>> - Inserting headers will break Path MTU discovery, AH and may result
> You miss the most important point: EH insertion was never allowed in
> IPv6.  Quite a lot of us find the argument that "we're doing EH
> insertion because RFC2460 doesn't explicitly prohibit *insertion*" quite
> funny.
> I'm not against EH-insertion per se. I'm against what looks like a
> procedural hack.
> If people want EH insertion, fine: write a proposal that updates
> RFC2460, and let's have the discussion. But please do not pretend that
> RFC2460 allows EH insertion.
>> in unsuspecting hosts receiving ICMP error messages. - We will do
>> this in a controlled domain only. - Even if you can guarantee it will
>> not leak, it is not appropriate to specify that in the core IPv6
>> specification - We don't need that, we just need 2460 not to ban it.
>> IPv6 is used in many networks not only the capital I Internet.
>> There was also quite a bit of discussion on the intent of the
>> original authors. I don't know how much value it is correct to give

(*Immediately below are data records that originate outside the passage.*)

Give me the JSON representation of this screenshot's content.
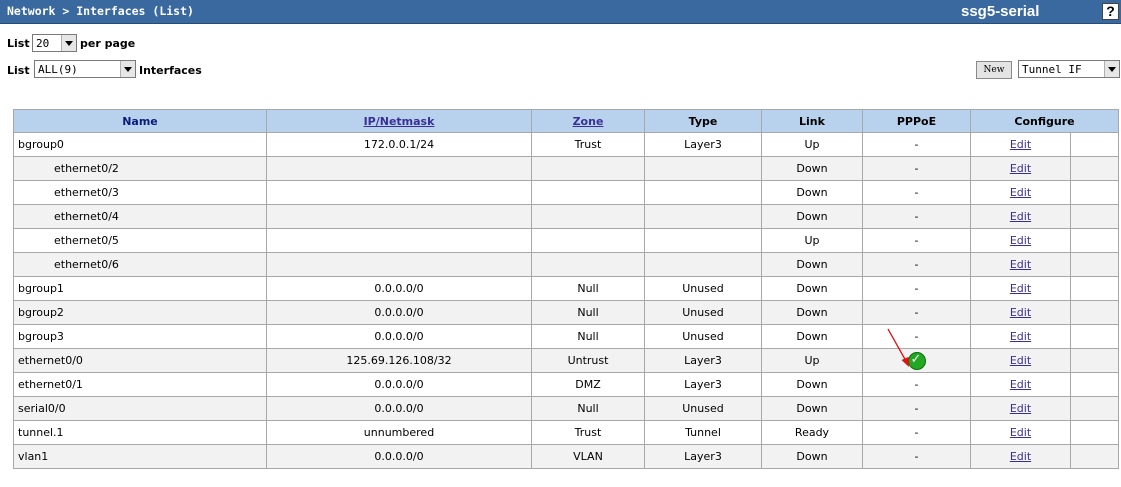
{
  "header": {
    "breadcrumb": "Network > Interfaces (List)",
    "device_name": "ssg5-serial",
    "help_label": "?"
  },
  "controls": {
    "list_label_1": "List",
    "per_page_value": "20",
    "per_page_label": "per page",
    "list_label_2": "List",
    "filter_value": "ALL(9)",
    "interfaces_label": "Interfaces",
    "new_button": "New",
    "type_value": "Tunnel IF"
  },
  "table": {
    "columns": [
      "Name",
      "IP/Netmask",
      "Zone",
      "Type",
      "Link",
      "PPPoE",
      "Configure"
    ],
    "rows": [
      {
        "name": "bgroup0",
        "ip": "172.0.0.1/24",
        "zone": "Trust",
        "type": "Layer3",
        "link": "Up",
        "pppoe": "-",
        "configure": "Edit"
      },
      {
        "name": "ethernet0/2",
        "ip": "",
        "zone": "",
        "type": "",
        "link": "Down",
        "pppoe": "-",
        "configure": "Edit"
      },
      {
        "name": "ethernet0/3",
        "ip": "",
        "zone": "",
        "type": "",
        "link": "Down",
        "pppoe": "-",
        "configure": "Edit"
      },
      {
        "name": "ethernet0/4",
        "ip": "",
        "zone": "",
        "type": "",
        "link": "Down",
        "pppoe": "-",
        "configure": "Edit"
      },
      {
        "name": "ethernet0/5",
        "ip": "",
        "zone": "",
        "type": "",
        "link": "Up",
        "pppoe": "-",
        "configure": "Edit"
      },
      {
        "name": "ethernet0/6",
        "ip": "",
        "zone": "",
        "type": "",
        "link": "Down",
        "pppoe": "-",
        "configure": "Edit"
      },
      {
        "name": "bgroup1",
        "ip": "0.0.0.0/0",
        "zone": "Null",
        "type": "Unused",
        "link": "Down",
        "pppoe": "-",
        "configure": "Edit"
      },
      {
        "name": "bgroup2",
        "ip": "0.0.0.0/0",
        "zone": "Null",
        "type": "Unused",
        "link": "Down",
        "pppoe": "-",
        "configure": "Edit"
      },
      {
        "name": "bgroup3",
        "ip": "0.0.0.0/0",
        "zone": "Null",
        "type": "Unused",
        "link": "Down",
        "pppoe": "-",
        "configure": "Edit"
      },
      {
        "name": "ethernet0/0",
        "ip": "125.69.126.108/32",
        "zone": "Untrust",
        "type": "Layer3",
        "link": "Up",
        "pppoe": "",
        "configure": "Edit"
      },
      {
        "name": "ethernet0/1",
        "ip": "0.0.0.0/0",
        "zone": "DMZ",
        "type": "Layer3",
        "link": "Down",
        "pppoe": "-",
        "configure": "Edit"
      },
      {
        "name": "serial0/0",
        "ip": "0.0.0.0/0",
        "zone": "Null",
        "type": "Unused",
        "link": "Down",
        "pppoe": "-",
        "configure": "Edit"
      },
      {
        "name": "tunnel.1",
        "ip": "unnumbered",
        "zone": "Trust",
        "type": "Tunnel",
        "link": "Ready",
        "pppoe": "-",
        "configure": "Edit"
      },
      {
        "name": "vlan1",
        "ip": "0.0.0.0/0",
        "zone": "VLAN",
        "type": "Layer3",
        "link": "Down",
        "pppoe": "-",
        "configure": "Edit"
      }
    ]
  },
  "icons": {
    "pppoe_ok": "checkmark-icon",
    "annotation": "red-arrow-icon"
  },
  "colors": {
    "header_bar": "#3a69a0",
    "table_header": "#b8d2ee",
    "link": "#3a2f96",
    "check_green": "#22a822",
    "arrow_red": "#e01010"
  }
}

>> that argument. "This is what I intended, but not what I wrote...".
>> Given that this is in any case the output of the IETF and not two
>> individual authors.

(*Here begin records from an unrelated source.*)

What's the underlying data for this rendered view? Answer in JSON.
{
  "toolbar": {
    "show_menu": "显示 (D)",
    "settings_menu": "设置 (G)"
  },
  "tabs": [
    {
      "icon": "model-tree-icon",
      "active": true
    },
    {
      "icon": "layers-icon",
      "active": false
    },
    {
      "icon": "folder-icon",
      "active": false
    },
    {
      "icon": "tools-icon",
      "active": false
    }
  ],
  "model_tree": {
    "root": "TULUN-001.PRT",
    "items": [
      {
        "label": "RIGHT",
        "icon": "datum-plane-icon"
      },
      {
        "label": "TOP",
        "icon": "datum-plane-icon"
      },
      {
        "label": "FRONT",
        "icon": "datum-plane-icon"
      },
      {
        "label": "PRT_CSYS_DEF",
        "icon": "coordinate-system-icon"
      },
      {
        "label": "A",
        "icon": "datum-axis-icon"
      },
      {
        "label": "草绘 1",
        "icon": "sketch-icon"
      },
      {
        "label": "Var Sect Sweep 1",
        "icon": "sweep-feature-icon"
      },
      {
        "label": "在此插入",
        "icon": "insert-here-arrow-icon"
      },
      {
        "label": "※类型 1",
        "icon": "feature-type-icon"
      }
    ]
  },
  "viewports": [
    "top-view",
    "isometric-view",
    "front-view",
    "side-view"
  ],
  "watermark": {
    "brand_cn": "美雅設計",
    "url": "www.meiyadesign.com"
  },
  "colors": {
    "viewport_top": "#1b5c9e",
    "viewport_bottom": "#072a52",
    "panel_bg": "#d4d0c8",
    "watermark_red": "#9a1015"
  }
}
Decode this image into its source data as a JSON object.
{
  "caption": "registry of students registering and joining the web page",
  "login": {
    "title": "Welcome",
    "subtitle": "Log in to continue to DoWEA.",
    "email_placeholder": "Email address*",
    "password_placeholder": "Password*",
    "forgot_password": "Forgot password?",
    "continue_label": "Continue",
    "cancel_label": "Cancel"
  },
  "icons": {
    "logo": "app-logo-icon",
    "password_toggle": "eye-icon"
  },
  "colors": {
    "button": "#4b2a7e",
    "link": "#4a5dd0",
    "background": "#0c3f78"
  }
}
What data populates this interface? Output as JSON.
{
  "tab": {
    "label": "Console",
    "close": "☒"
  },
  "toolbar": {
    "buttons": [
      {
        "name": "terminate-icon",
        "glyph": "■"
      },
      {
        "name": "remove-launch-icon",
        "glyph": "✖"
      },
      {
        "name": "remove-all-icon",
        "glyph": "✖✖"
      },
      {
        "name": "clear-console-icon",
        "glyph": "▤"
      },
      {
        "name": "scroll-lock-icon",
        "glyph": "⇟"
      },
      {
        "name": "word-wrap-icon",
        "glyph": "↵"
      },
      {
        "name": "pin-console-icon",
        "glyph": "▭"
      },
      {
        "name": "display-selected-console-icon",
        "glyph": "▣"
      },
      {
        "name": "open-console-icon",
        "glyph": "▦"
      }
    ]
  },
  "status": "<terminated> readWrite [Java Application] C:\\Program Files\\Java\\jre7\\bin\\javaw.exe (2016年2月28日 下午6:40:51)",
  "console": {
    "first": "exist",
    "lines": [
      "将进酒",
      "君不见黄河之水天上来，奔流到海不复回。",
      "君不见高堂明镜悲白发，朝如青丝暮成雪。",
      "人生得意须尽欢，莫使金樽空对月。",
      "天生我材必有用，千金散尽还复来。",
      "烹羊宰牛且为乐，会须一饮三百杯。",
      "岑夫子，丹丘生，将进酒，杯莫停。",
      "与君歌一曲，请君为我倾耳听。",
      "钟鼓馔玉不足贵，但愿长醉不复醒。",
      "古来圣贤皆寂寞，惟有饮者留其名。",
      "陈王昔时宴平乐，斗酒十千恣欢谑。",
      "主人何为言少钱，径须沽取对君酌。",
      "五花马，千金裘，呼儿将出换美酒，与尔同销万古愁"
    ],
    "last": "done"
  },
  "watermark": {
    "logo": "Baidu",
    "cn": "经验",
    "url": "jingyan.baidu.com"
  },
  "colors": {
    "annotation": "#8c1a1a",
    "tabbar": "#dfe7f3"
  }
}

>> 1) Ban header insertion outright.
> [...]
>> b) RFC2460 is already clear and no clarification is needed. No
>> interoperability issue has been shown caused by this perceived
>> ambiguity.
> RFC2460 already bans EH insertion. Only when SR wa published people
> started to argue otherwise.
> Given that for some guys there was room for EH insertion, we clearly
> need to make the point clear.
>> There was hard to find consensus on either of the alternatives. As
>> the poll shows there was a clear preference (if people couldn't get
>> their first choice) to describe the problem, over banning it, or over
>> saying nothing.
> Based on the mailing-list discussion, it was quite clear that most of
> the folks arguing in favor of "ambiguity" were from the same company
> pushing a proposal with EH insertion. That's not a minor datapoint.
> Besides, moving a document to Standard with "ambiguity" on an item that
> led to 600+ messages discussion at the same group that specifies the
> protocol would be really bad.
> We're moving RFC2460 to standard. I think it should be able to answer
> the very basic question "Is it possible to insert EHs in the middle of
> the network?"  -- or, framed in a different way: "is IPv6 and end-to-end
> protocol?"
> Thanks,
> --
> Fernando Gont
> SI6 Networks
> e-mail:
> PGP Fingerprint: 6666 31C6 D484 63B2 8FB1 E3C4 AE25 0D55 1D4E 7492